The cleric, water-sodden notes clutched in one hand, directed everyone to “Move to the reception tent for food.” His job completed, he gave up the struggle to remain composed and burst into unrestrained laughter during which he could be heard saying, “In thirty years...I say, in my entire career.... Oh my!”

The organ wheezed into life for the recessional and tried its best to compete with the uproar. Lost cause, that effort.

But something wonderful happened to the atmosphere between the chapel and the reception tent. Where there had been cool nods and formal handshakes, now smiles and conversation flowed. Guests from both sides of the aisle were chuckling and slapping each other on the back. It was hard to tell who belonged to which family system, except for those garbed in traditional dress.

Bits of conversation drifted around the reception tent:

          Did you see the matron of honor go down?
          I could hardly believe my own eyes!
          The bridesmaids! And then the groomsmen!
          How fortunate no one was hurt!
          If ever there was a wedding to be remembered, this is it!
          Lucky that heavy candle didn’t bonk one of the twins on the head!
          Smart cleric to cut the service short!

And so on.

The camaraderie continued through dinner, through toasts to Teresa and Leejan, through repair of make-up and costumes, through more pictures, through the first dance, and you-name-it. Everyone was telling and retelling the story, each from his or her own perspective, and finding yet another reason to laugh. Long before the festivities were ended, the twins had crawled under the bridal table and fallen asleep...again.

Our cultural strength has always been derived from our diversity of understanding and experience.

—Yo-Yo Ma

Over the years as recollections of the wedding continued to be told and retold, the story itself became a source of commonality. People from both sides of the aisle were quick to credit the twins with breaking the ice by daring to giggle at the catastrophe.

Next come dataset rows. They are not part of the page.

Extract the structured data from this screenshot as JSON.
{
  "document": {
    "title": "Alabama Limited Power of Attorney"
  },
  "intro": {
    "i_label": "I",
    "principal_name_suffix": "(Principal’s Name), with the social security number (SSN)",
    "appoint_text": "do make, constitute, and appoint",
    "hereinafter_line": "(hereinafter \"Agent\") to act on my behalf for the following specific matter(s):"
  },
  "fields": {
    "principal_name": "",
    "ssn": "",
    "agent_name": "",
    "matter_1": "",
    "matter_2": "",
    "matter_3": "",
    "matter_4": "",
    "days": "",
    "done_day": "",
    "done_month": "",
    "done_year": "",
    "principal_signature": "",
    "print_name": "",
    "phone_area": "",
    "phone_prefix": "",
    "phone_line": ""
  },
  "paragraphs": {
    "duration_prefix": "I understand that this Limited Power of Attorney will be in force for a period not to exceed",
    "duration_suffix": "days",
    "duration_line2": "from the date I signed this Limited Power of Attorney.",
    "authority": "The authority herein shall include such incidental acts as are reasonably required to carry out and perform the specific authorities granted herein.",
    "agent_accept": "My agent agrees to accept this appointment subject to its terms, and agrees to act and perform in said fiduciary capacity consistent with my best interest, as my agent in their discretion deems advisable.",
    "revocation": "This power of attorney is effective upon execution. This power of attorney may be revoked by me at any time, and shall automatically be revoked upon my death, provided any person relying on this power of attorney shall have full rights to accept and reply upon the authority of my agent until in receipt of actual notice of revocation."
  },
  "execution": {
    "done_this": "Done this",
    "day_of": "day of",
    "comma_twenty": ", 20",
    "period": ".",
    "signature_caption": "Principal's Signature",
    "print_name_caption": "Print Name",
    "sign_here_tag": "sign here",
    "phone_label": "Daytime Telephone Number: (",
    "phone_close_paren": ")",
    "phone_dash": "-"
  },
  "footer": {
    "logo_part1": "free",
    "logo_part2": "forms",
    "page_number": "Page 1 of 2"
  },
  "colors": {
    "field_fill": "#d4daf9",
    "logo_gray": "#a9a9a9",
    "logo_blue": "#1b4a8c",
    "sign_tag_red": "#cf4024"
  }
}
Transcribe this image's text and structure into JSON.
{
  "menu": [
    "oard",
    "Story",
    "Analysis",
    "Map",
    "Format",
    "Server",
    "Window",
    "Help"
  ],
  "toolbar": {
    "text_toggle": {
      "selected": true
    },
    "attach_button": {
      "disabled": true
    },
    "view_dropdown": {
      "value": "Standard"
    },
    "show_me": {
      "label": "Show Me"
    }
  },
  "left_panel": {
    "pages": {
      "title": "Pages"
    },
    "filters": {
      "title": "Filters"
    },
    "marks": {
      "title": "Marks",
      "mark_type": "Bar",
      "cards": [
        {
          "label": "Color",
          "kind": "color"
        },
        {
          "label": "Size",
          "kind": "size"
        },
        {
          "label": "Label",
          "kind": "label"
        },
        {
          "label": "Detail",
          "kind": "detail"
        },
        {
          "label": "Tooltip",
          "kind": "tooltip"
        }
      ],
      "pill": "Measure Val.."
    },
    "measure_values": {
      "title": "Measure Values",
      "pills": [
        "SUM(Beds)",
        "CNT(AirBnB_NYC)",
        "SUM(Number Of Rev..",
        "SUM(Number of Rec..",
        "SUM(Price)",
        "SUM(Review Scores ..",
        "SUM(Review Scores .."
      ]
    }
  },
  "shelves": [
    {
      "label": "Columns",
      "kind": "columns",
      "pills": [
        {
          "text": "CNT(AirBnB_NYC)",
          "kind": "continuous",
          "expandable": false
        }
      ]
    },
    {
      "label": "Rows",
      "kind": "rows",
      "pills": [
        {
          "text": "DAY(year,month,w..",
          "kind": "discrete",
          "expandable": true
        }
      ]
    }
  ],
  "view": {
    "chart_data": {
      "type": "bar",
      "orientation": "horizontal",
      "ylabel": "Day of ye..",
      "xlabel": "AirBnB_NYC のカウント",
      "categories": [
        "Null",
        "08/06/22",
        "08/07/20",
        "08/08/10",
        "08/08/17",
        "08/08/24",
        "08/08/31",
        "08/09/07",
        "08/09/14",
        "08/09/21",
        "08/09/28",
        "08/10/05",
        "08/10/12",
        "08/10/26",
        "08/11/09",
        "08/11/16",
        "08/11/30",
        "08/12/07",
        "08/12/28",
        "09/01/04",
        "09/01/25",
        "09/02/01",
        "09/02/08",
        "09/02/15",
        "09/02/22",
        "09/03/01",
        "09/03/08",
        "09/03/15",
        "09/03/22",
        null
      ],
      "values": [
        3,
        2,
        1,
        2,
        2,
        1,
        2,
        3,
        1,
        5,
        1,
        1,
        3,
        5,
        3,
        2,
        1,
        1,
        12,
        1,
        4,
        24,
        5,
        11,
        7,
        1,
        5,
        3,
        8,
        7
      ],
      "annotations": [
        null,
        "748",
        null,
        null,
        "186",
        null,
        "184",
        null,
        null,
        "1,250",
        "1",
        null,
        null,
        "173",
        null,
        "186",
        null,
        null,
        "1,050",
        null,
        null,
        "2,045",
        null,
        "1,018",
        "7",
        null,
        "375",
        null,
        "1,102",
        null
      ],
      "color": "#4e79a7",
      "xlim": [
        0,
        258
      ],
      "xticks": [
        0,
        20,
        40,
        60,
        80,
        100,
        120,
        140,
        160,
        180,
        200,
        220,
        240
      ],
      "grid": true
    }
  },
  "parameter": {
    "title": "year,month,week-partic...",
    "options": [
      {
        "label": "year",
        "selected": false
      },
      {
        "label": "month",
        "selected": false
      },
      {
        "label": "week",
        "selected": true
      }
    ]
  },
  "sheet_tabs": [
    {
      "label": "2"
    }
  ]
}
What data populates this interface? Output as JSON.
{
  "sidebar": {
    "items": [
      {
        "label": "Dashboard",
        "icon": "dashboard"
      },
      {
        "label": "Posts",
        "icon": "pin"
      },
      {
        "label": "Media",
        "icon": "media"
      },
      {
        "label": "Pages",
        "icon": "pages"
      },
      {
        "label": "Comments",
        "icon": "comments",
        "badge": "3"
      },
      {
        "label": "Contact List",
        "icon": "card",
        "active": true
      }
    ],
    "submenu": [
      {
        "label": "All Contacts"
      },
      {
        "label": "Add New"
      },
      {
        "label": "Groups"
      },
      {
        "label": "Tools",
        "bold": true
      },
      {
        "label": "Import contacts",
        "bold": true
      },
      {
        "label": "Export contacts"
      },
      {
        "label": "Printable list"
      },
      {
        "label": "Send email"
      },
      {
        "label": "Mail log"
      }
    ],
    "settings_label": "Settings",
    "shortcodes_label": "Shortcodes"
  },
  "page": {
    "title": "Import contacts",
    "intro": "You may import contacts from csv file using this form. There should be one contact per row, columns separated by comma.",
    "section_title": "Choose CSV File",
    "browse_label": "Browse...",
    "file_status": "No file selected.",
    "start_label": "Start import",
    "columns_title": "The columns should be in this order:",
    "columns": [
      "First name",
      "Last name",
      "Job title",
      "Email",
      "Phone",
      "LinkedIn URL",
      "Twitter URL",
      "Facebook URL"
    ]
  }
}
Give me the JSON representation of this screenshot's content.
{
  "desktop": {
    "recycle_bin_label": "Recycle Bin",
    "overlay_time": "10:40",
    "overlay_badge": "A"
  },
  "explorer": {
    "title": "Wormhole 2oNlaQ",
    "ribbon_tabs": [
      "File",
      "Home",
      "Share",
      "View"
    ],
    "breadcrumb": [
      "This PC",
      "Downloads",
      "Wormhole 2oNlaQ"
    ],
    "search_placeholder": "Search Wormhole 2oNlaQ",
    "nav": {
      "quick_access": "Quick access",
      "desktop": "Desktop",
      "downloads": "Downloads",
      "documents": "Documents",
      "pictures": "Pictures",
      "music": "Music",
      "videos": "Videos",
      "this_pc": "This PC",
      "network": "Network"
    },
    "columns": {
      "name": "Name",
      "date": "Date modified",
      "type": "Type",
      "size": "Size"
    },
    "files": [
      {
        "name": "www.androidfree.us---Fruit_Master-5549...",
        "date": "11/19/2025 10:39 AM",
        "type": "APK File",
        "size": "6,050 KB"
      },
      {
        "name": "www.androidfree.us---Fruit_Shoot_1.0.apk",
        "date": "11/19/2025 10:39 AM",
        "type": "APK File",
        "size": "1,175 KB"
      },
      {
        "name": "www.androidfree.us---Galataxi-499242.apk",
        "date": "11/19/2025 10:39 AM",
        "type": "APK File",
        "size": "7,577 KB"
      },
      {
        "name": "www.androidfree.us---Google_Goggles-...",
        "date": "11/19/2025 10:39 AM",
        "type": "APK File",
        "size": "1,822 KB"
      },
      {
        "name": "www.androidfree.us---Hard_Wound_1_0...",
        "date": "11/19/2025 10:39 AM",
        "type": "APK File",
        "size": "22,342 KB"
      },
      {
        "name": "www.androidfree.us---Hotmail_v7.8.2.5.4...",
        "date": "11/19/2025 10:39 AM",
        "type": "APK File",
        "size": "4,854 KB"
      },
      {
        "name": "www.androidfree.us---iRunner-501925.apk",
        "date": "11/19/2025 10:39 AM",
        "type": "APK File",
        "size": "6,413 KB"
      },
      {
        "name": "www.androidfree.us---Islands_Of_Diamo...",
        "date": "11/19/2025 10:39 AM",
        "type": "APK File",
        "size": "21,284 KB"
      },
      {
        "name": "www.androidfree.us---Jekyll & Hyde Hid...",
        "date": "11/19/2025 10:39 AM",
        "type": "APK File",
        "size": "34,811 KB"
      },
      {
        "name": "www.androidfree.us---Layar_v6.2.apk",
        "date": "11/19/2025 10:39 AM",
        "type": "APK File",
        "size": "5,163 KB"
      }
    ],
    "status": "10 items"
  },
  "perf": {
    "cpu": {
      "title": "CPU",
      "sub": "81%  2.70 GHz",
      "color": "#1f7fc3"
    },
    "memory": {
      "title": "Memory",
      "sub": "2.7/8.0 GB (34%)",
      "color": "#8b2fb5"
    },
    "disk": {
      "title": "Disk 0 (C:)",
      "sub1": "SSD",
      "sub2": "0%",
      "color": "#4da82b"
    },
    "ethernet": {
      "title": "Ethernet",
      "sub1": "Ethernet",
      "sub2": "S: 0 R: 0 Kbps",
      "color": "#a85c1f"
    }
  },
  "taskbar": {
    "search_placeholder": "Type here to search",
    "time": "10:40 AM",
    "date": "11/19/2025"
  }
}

Laughter, they pointed out, brought everyone together in a way that might never have happened otherwise. Whenever an untoward event occurred, someone was sure to comment, “Oh, that...that’s nothing. Remember Teresa’s and Leejan’s wedding? Now that was something!” And, predictably, laughter would break forth.

One of the elders ran across the phrase unity in diversity and it caught on. Leejan’s father was heard to say, “I used to think our families were as different as night and day. Maybe not so much. We got unity in diversity. How about that?”

Of course, not every member was on board, but the majority embraced the new concept. Even to the point that the few remaining holdouts were pitied generally as individuals who could be happy if they would only chose to do so.

My humanity is bound up in yours, for we can only be human together.

—Desmond Tutu

A decade later the bride and groom are going strong, and people from both sides of the aisle have actually become good friends. At family gatherings, especially when the story of the wedding is retold--the tri-lingual children never tired of hearing it—Leejan and Teresa often look at each other and smile, or wink, or nod in unspoken agreement.

And sometimes they even mouth the words: Unity in diversity. It can happen.  

TRADITION—at its finest!